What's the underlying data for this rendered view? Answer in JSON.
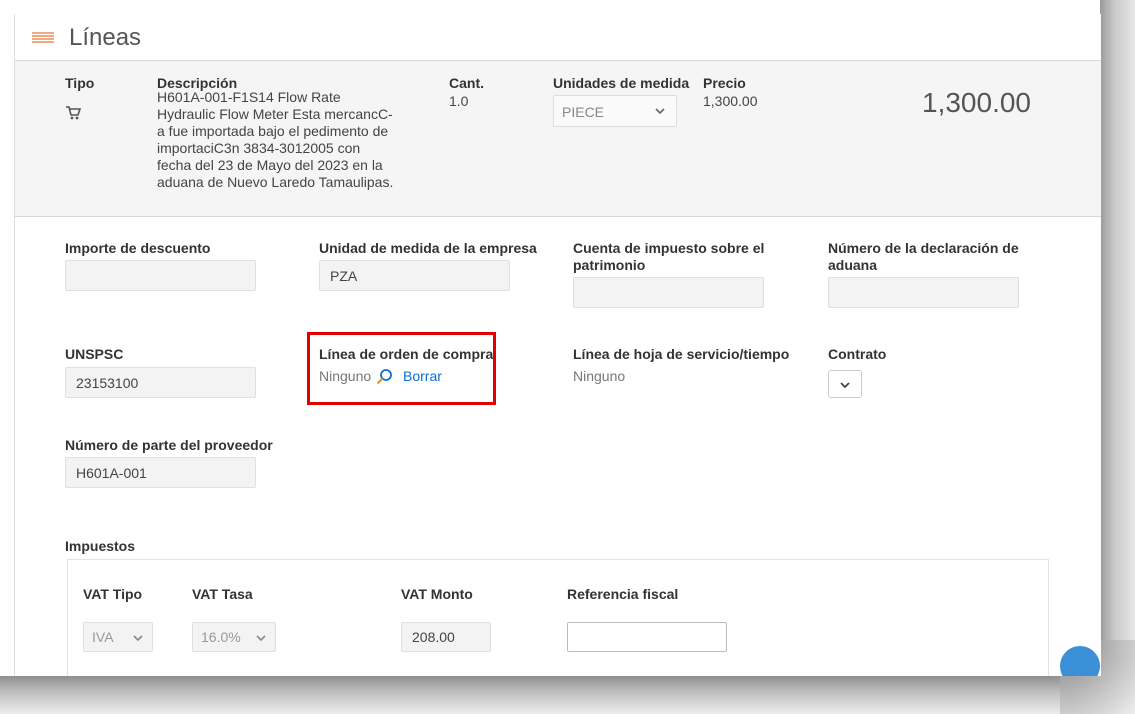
{
  "header": {
    "title": "Líneas"
  },
  "line_summary": {
    "type_label": "Tipo",
    "desc_label": "Descripción",
    "desc_lines": [
      "H601A-001-F1S14 Flow Rate",
      "Hydraulic Flow Meter Esta mercancC-",
      "a fue importada bajo el pedimento de",
      "importaciC3n 3834-3012005 con",
      "fecha del 23 de Mayo del 2023 en la",
      "aduana de Nuevo Laredo Tamaulipas."
    ],
    "qty_label": "Cant.",
    "qty_value": "1.0",
    "uom_label": "Unidades de medida",
    "uom_value": "PIECE",
    "price_label": "Precio",
    "price_value": "1,300.00",
    "total": "1,300.00"
  },
  "fields": {
    "discount_label": "Importe de descuento",
    "company_uom_label": "Unidad de medida de la empresa",
    "company_uom_value": "PZA",
    "asset_tax_label_1": "Cuenta de impuesto sobre el",
    "asset_tax_label_2": "patrimonio",
    "customs_label_1": "Número de la declaración de",
    "customs_label_2": "aduana",
    "unspsc_label": "UNSPSC",
    "unspsc_value": "23153100",
    "po_line_label": "Línea de orden de compra",
    "po_line_value": "Ninguno",
    "po_line_clear": "Borrar",
    "service_sheet_label": "Línea de hoja de servicio/tiempo",
    "service_sheet_value": "Ninguno",
    "contract_label": "Contrato",
    "supplier_part_label": "Número de parte del proveedor",
    "supplier_part_value": "H601A-001"
  },
  "taxes": {
    "section_label": "Impuestos",
    "vat_type_label": "VAT Tipo",
    "vat_type_value": "IVA",
    "vat_rate_label": "VAT Tasa",
    "vat_rate_value": "16.0%",
    "vat_amount_label": "VAT Monto",
    "vat_amount_value": "208.00",
    "fiscal_ref_label": "Referencia fiscal",
    "fiscal_ref_value": ""
  },
  "colors": {
    "highlight": "#e00000",
    "link": "#0a6ed1",
    "header_icon": "#f0a980"
  }
}
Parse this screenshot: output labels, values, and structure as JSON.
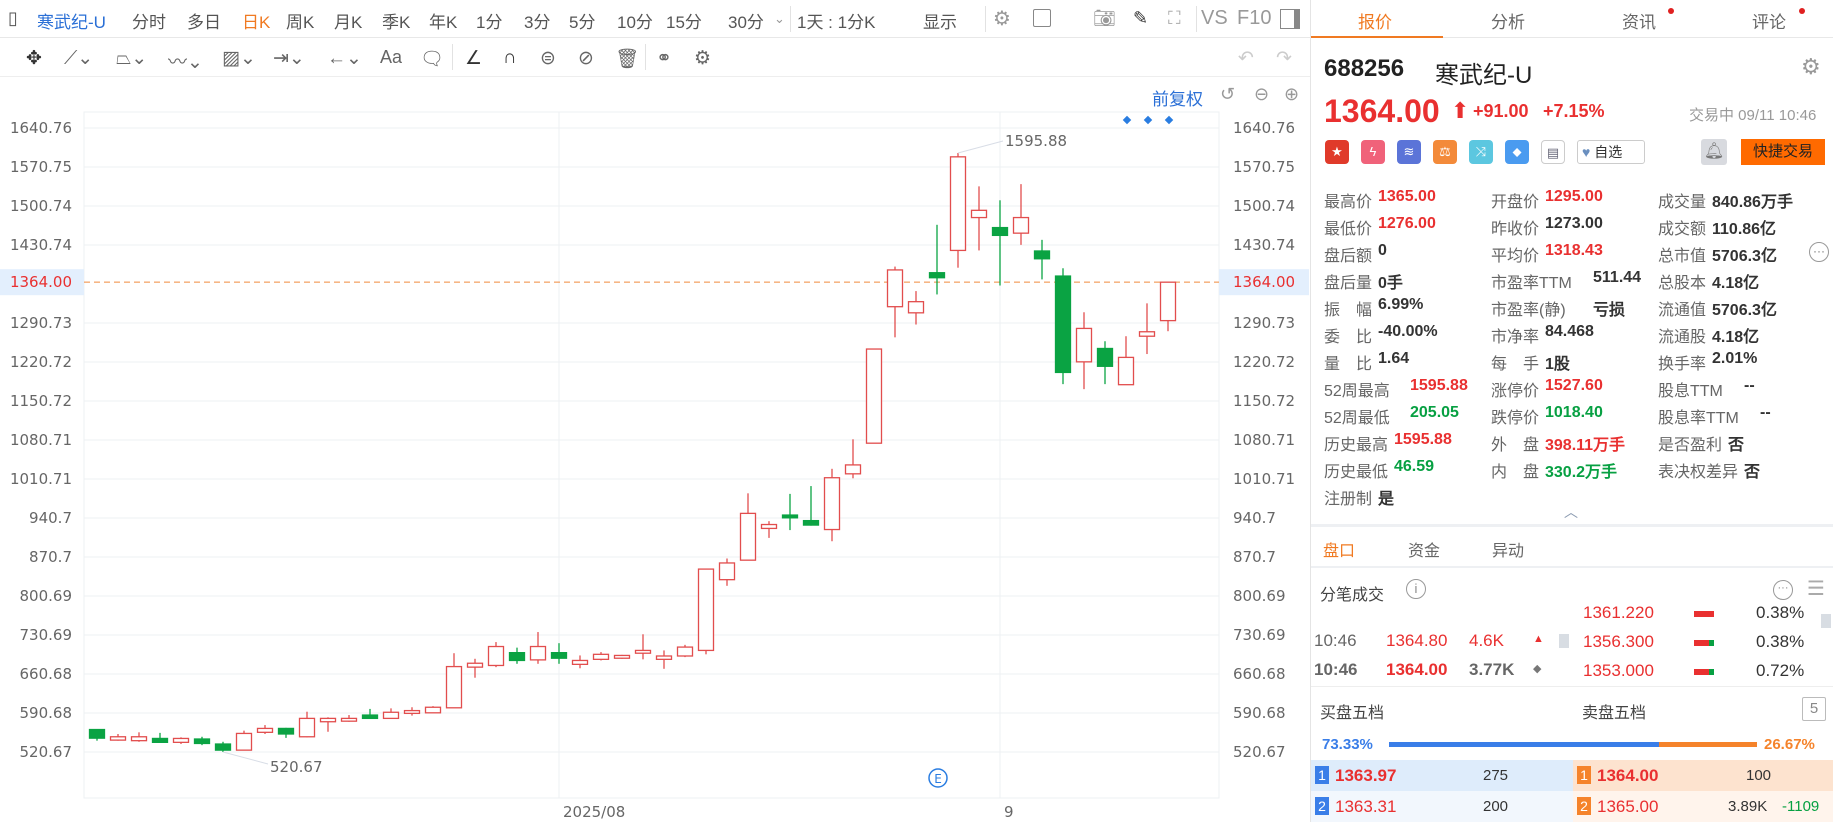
{
  "toolbar": {
    "panel_toggle": "▯",
    "stock_name": "寒武纪-U",
    "periods": [
      "分时",
      "多日",
      "日K",
      "周K",
      "月K",
      "季K",
      "年K",
      "1分",
      "3分",
      "5分",
      "10分",
      "15分",
      "30分"
    ],
    "active_period": "日K",
    "more_arrow": "⌄",
    "interval": "1天 : 1分K",
    "display": "显示",
    "vs": "VS",
    "f10": "F10"
  },
  "draw_tools": {
    "text_tool": "Aa"
  },
  "chart_header": {
    "adjust": "前复权"
  },
  "chart_data": {
    "type": "candlestick",
    "title": "寒武纪-U 日K",
    "ylim": [
      520.67,
      1640.76
    ],
    "yticks": [
      1640.76,
      1570.75,
      1500.74,
      1430.74,
      1290.73,
      1220.72,
      1150.72,
      1080.71,
      1010.71,
      940.7,
      870.7,
      800.69,
      730.69,
      660.68,
      590.68,
      520.67
    ],
    "current_price": 1364.0,
    "current_price_label": "1364.00",
    "max_label": "1595.88",
    "min_label": "520.67",
    "max_index": 41,
    "min_index": 6,
    "xlabels": [
      {
        "index": 22,
        "label": "2025/08"
      },
      {
        "index": 43,
        "label": "9"
      }
    ],
    "event_marker": {
      "index": 41,
      "label": "E"
    },
    "ohlc": [
      [
        561,
        561,
        541,
        545.5
      ],
      [
        542,
        553,
        541,
        548
      ],
      [
        541,
        556,
        539,
        548
      ],
      [
        545,
        555,
        538,
        538
      ],
      [
        538,
        547,
        535,
        545
      ],
      [
        544,
        548,
        533,
        536
      ],
      [
        535,
        539,
        520.67,
        524
      ],
      [
        524,
        559,
        524,
        554
      ],
      [
        556,
        569,
        553,
        563
      ],
      [
        563,
        564,
        546,
        553
      ],
      [
        548,
        593,
        547,
        581
      ],
      [
        575,
        583,
        557,
        581
      ],
      [
        576,
        587,
        575,
        581
      ],
      [
        587,
        598,
        580,
        581
      ],
      [
        581,
        599,
        580,
        592
      ],
      [
        590,
        601,
        586,
        595
      ],
      [
        591,
        603,
        591,
        601
      ],
      [
        600,
        698,
        600,
        674
      ],
      [
        673,
        688,
        654,
        680
      ],
      [
        676,
        718,
        673,
        710
      ],
      [
        699,
        708,
        679,
        685
      ],
      [
        686,
        736,
        679,
        710
      ],
      [
        699,
        716,
        679,
        689
      ],
      [
        678,
        694,
        671,
        685
      ],
      [
        687,
        700,
        685,
        696
      ],
      [
        689,
        695,
        688,
        694
      ],
      [
        698,
        732,
        687,
        703
      ],
      [
        687,
        703,
        670,
        693
      ],
      [
        693,
        713,
        691,
        709
      ],
      [
        703,
        849,
        696,
        849
      ],
      [
        830,
        868,
        819,
        860
      ],
      [
        865,
        985,
        865,
        949
      ],
      [
        922,
        935,
        905,
        929
      ],
      [
        946,
        984,
        919,
        941
      ],
      [
        936,
        998,
        927,
        928
      ],
      [
        920,
        1029,
        899,
        1013
      ],
      [
        1020,
        1082,
        1012,
        1036
      ],
      [
        1075,
        1244,
        1075,
        1244
      ],
      [
        1320,
        1392,
        1265,
        1386
      ],
      [
        1309,
        1348,
        1288,
        1329
      ],
      [
        1381,
        1467,
        1342,
        1372
      ],
      [
        1421,
        1595.88,
        1390,
        1589
      ],
      [
        1480,
        1536,
        1421,
        1493
      ],
      [
        1462,
        1511,
        1358,
        1448
      ],
      [
        1452,
        1540,
        1431,
        1480
      ],
      [
        1420,
        1440,
        1369,
        1406
      ],
      [
        1375,
        1389,
        1181,
        1202
      ],
      [
        1221,
        1310,
        1172,
        1281
      ],
      [
        1245,
        1258,
        1181,
        1213
      ],
      [
        1180,
        1267,
        1180,
        1229
      ],
      [
        1267,
        1326,
        1235,
        1275
      ],
      [
        1295,
        1365,
        1276,
        1364
      ]
    ],
    "colors": {
      "up": "#e24d4d",
      "down": "#0aa343",
      "last": "#f08a3c"
    }
  },
  "tabs": [
    {
      "label": "报价",
      "dot": false
    },
    {
      "label": "分析",
      "dot": false
    },
    {
      "label": "资讯",
      "dot": true
    },
    {
      "label": "评论",
      "dot": true
    }
  ],
  "quote": {
    "code": "688256",
    "name": "寒武纪-U",
    "price": "1364.00",
    "arrow": "⬆",
    "change": "+91.00",
    "pct": "+7.15%",
    "status": "交易中 09/11 10:46",
    "watch": "自选",
    "quick_trade": "快捷交易"
  },
  "stats": [
    [
      {
        "l": "最高价",
        "v": "1365.00",
        "c": "red"
      },
      {
        "l": "开盘价",
        "v": "1295.00",
        "c": "red"
      },
      {
        "l": "成交量",
        "v": "840.86万手",
        "c": "dk"
      }
    ],
    [
      {
        "l": "最低价",
        "v": "1276.00",
        "c": "red"
      },
      {
        "l": "昨收价",
        "v": "1273.00",
        "c": "dk"
      },
      {
        "l": "成交额",
        "v": "110.86亿",
        "c": "dk"
      }
    ],
    [
      {
        "l": "盘后额",
        "v": "0",
        "c": "dk"
      },
      {
        "l": "平均价",
        "v": "1318.43",
        "c": "red"
      },
      {
        "l": "总市值",
        "v": "5706.3亿",
        "c": "dk"
      }
    ],
    [
      {
        "l": "盘后量",
        "v": "0手",
        "c": "dk"
      },
      {
        "l": "市盈率TTM",
        "v": "511.44",
        "c": "dk"
      },
      {
        "l": "总股本",
        "v": "4.18亿",
        "c": "dk"
      }
    ],
    [
      {
        "l": "振　幅",
        "v": "6.99%",
        "c": "dk"
      },
      {
        "l": "市盈率(静)",
        "v": "亏损",
        "c": "dk"
      },
      {
        "l": "流通值",
        "v": "5706.3亿",
        "c": "dk"
      }
    ],
    [
      {
        "l": "委　比",
        "v": "-40.00%",
        "c": "dk"
      },
      {
        "l": "市净率",
        "v": "84.468",
        "c": "dk"
      },
      {
        "l": "流通股",
        "v": "4.18亿",
        "c": "dk"
      }
    ],
    [
      {
        "l": "量　比",
        "v": "1.64",
        "c": "dk"
      },
      {
        "l": "每　手",
        "v": "1股",
        "c": "dk"
      },
      {
        "l": "换手率",
        "v": "2.01%",
        "c": "dk"
      }
    ],
    [
      {
        "l": "52周最高",
        "v": "1595.88",
        "c": "red"
      },
      {
        "l": "涨停价",
        "v": "1527.60",
        "c": "red"
      },
      {
        "l": "股息TTM",
        "v": "--",
        "c": "dk"
      }
    ],
    [
      {
        "l": "52周最低",
        "v": "205.05",
        "c": "grn"
      },
      {
        "l": "跌停价",
        "v": "1018.40",
        "c": "grn"
      },
      {
        "l": "股息率TTM",
        "v": "--",
        "c": "dk"
      }
    ],
    [
      {
        "l": "历史最高",
        "v": "1595.88",
        "c": "red"
      },
      {
        "l": "外　盘",
        "v": "398.11万手",
        "c": "red"
      },
      {
        "l": "是否盈利",
        "v": "否",
        "c": "dk"
      }
    ],
    [
      {
        "l": "历史最低",
        "v": "46.59",
        "c": "grn"
      },
      {
        "l": "内　盘",
        "v": "330.2万手",
        "c": "grn"
      },
      {
        "l": "表决权差异",
        "v": "否",
        "c": "dk"
      }
    ],
    [
      {
        "l": "注册制",
        "v": "是",
        "c": "dk"
      }
    ]
  ],
  "subtabs": [
    "盘口",
    "资金",
    "异动"
  ],
  "ticks": {
    "title": "分笔成交",
    "rows": [
      {
        "time": "10:46",
        "price": "1364.80",
        "vol": "4.6K",
        "mark": "▲"
      },
      {
        "time": "10:46",
        "price": "1364.00",
        "vol": "3.77K",
        "mark": "◆"
      }
    ],
    "dist": [
      {
        "price": "1361.220",
        "pct": "0.38%"
      },
      {
        "price": "1356.300",
        "pct": "0.38%"
      },
      {
        "price": "1353.000",
        "pct": "0.72%"
      }
    ]
  },
  "book": {
    "buy_title": "买盘五档",
    "sell_title": "卖盘五档",
    "levels_btn": "5",
    "buy_pct": "73.33%",
    "sell_pct": "26.67%",
    "buy_ratio": 0.7333,
    "buy": [
      {
        "n": "1",
        "p": "1363.97",
        "q": "275"
      },
      {
        "n": "2",
        "p": "1363.31",
        "q": "200"
      }
    ],
    "sell": [
      {
        "n": "1",
        "p": "1364.00",
        "q": "100",
        "d": ""
      },
      {
        "n": "2",
        "p": "1365.00",
        "q": "3.89K",
        "d": "-1109"
      }
    ]
  }
}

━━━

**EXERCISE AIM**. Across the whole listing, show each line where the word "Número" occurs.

**ANSWER FOR THE TASK**.
    "customs_label_1": "Número de la declaración de",
    "supplier_part_label": "Número de parte del proveedor",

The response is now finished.